Only lines containing the word "email" belong in the answer; copy each one from the records.

Interface dataset entries
■ ■ ■ ■ ■ ■ ■

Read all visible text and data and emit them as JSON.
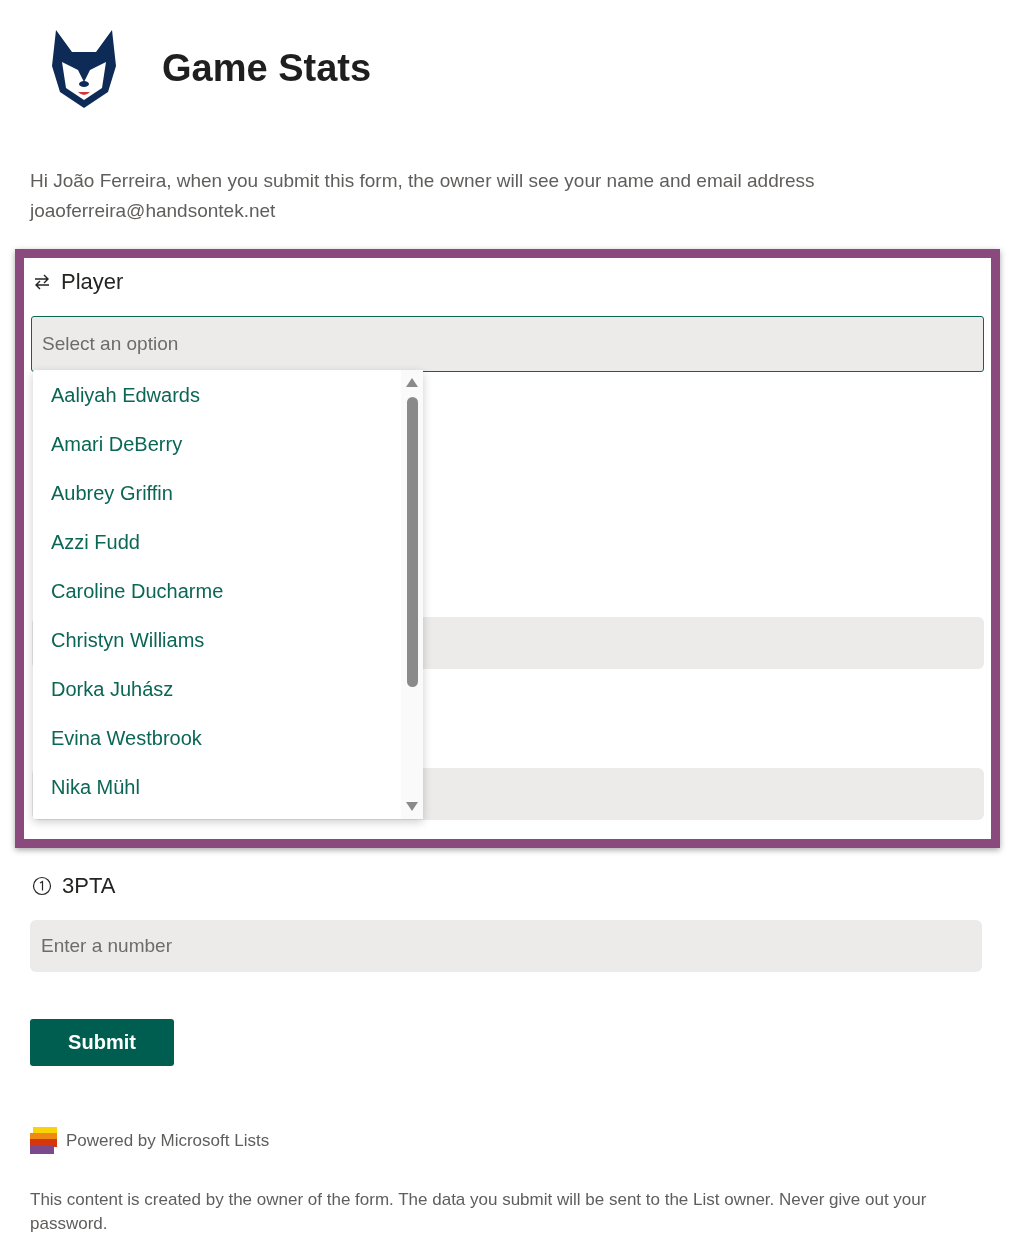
{
  "header": {
    "title": "Game Stats"
  },
  "intro": {
    "greeting": "Hi João Ferreira, when you submit this form, the owner will see your name and email address",
    "email": "joaoferreira@handsontek.net"
  },
  "player_field": {
    "label": "Player",
    "placeholder": "Select an option",
    "focused": true,
    "options": [
      {
        "label": "Aaliyah Edwards"
      },
      {
        "label": "Amari DeBerry"
      },
      {
        "label": "Aubrey Griffin"
      },
      {
        "label": "Azzi Fudd"
      },
      {
        "label": "Caroline Ducharme"
      },
      {
        "label": "Christyn Williams"
      },
      {
        "label": "Dorka Juhász"
      },
      {
        "label": "Evina Westbrook"
      },
      {
        "label": "Nika Mühl"
      }
    ]
  },
  "obscured_fields": [
    {
      "kind": "text-field"
    },
    {
      "kind": "text-field"
    }
  ],
  "fields": [
    {
      "label": "3PTA",
      "placeholder": "Enter a number"
    }
  ],
  "submit": {
    "label": "Submit"
  },
  "footer": {
    "powered_by": "Powered by Microsoft Lists",
    "disclaimer": "This content is created by the owner of the form. The data you submit will be sent to the List owner. Never give out your password."
  }
}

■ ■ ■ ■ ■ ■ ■

**Written solution:**
    "greeting": "Hi João Ferreira, when you submit this form, the owner will see your name and email address",
    "email": "joaoferreira@handsontek.net"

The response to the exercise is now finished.